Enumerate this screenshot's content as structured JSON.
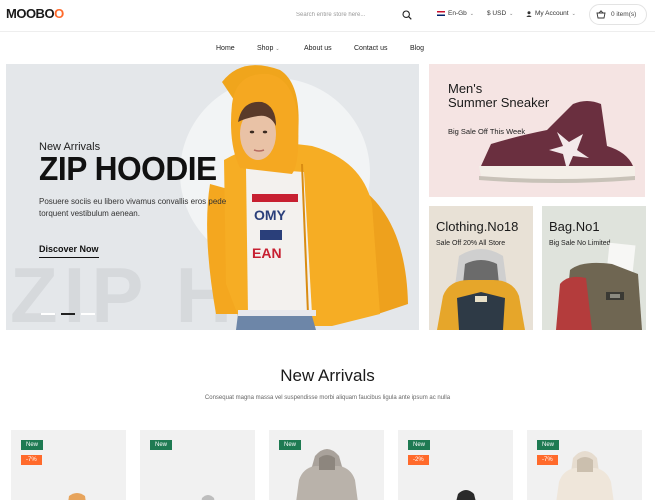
{
  "header": {
    "logo_main": "MOOBO",
    "logo_accent": "O",
    "search_placeholder": "Search entire store here...",
    "language": "En-Gb",
    "currency": "$ USD",
    "account": "My Account",
    "cart": "0 item(s)"
  },
  "nav": {
    "items": [
      "Home",
      "Shop",
      "About us",
      "Contact us",
      "Blog"
    ]
  },
  "hero": {
    "eyebrow": "New Arrivals",
    "title": "ZIP HOODIE",
    "description": "Posuere sociis eu libero vivamus convallis eros pede torquent vestibulum aenean.",
    "cta": "Discover Now",
    "watermark": "ZIP H"
  },
  "promos": [
    {
      "title_line1": "Men's",
      "title_line2": "Summer Sneaker",
      "subtitle": "Big Sale Off This Week"
    },
    {
      "title": "Clothing.No18",
      "subtitle": "Sale Off 20% All Store"
    },
    {
      "title": "Bag.No1",
      "subtitle": "Big Sale No Limited"
    }
  ],
  "new_arrivals": {
    "title": "New Arrivals",
    "description": "Consequat magna massa vel suspendisse morbi aliquam faucibus ligula ante ipsum ac nulla",
    "cards": [
      {
        "badge_new": "New",
        "badge_off": "-7%"
      },
      {
        "badge_new": "New",
        "badge_off": ""
      },
      {
        "badge_new": "New",
        "badge_off": ""
      },
      {
        "badge_new": "New",
        "badge_off": "-2%"
      },
      {
        "badge_new": "New",
        "badge_off": "-7%"
      }
    ]
  },
  "colors": {
    "accent": "#ff6a2b",
    "badge_new": "#1e7a52",
    "hoodie": "#f4a71f"
  }
}
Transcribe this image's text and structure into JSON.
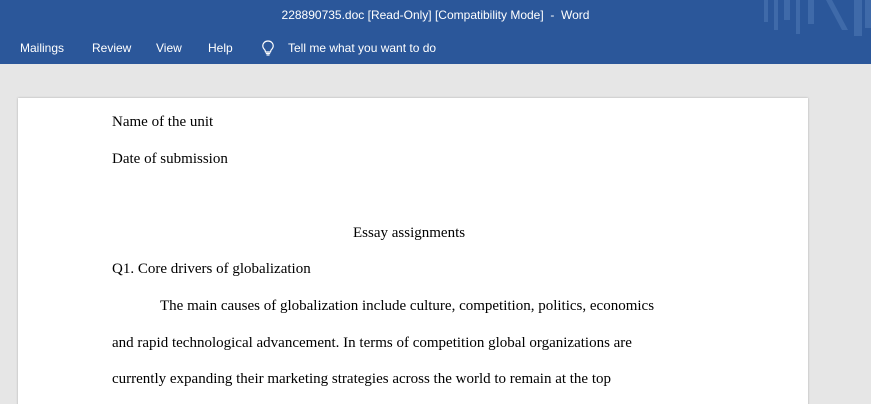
{
  "window": {
    "title": "228890735.doc [Read-Only] [Compatibility Mode]  -  Word"
  },
  "ribbon": {
    "tabs": [
      {
        "label": "Mailings"
      },
      {
        "label": "Review"
      },
      {
        "label": "View"
      },
      {
        "label": "Help"
      }
    ],
    "tell_me": {
      "label": "Tell me what you want to do",
      "icon": "lightbulb-icon"
    }
  },
  "colors": {
    "titlebar": "#2b579a",
    "workspace": "#e6e6e6",
    "page": "#ffffff"
  },
  "document": {
    "lines": [
      "Name of the unit",
      "Date of submission",
      "Essay assignments",
      "Q1. Core drivers of globalization",
      "The main causes of globalization include culture, competition, politics, economics",
      "and rapid technological advancement. In terms of competition global organizations are",
      "currently expanding their marketing strategies across the world to remain at the top"
    ]
  }
}
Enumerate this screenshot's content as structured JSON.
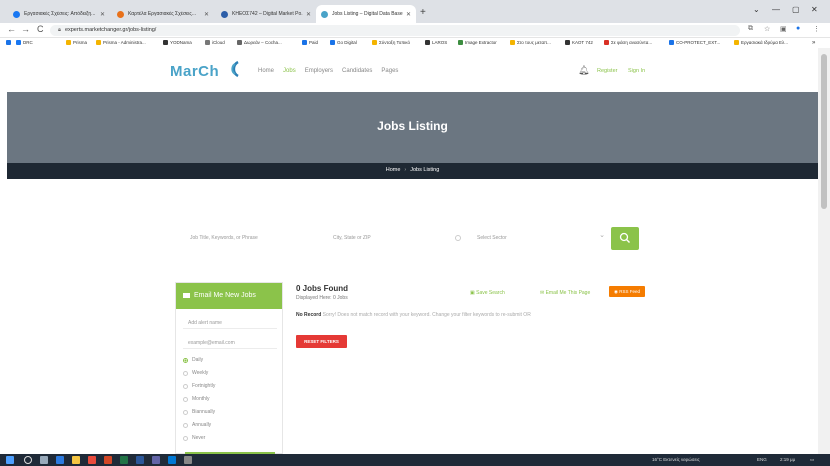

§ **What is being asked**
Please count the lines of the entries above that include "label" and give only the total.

§ **Finished task**
5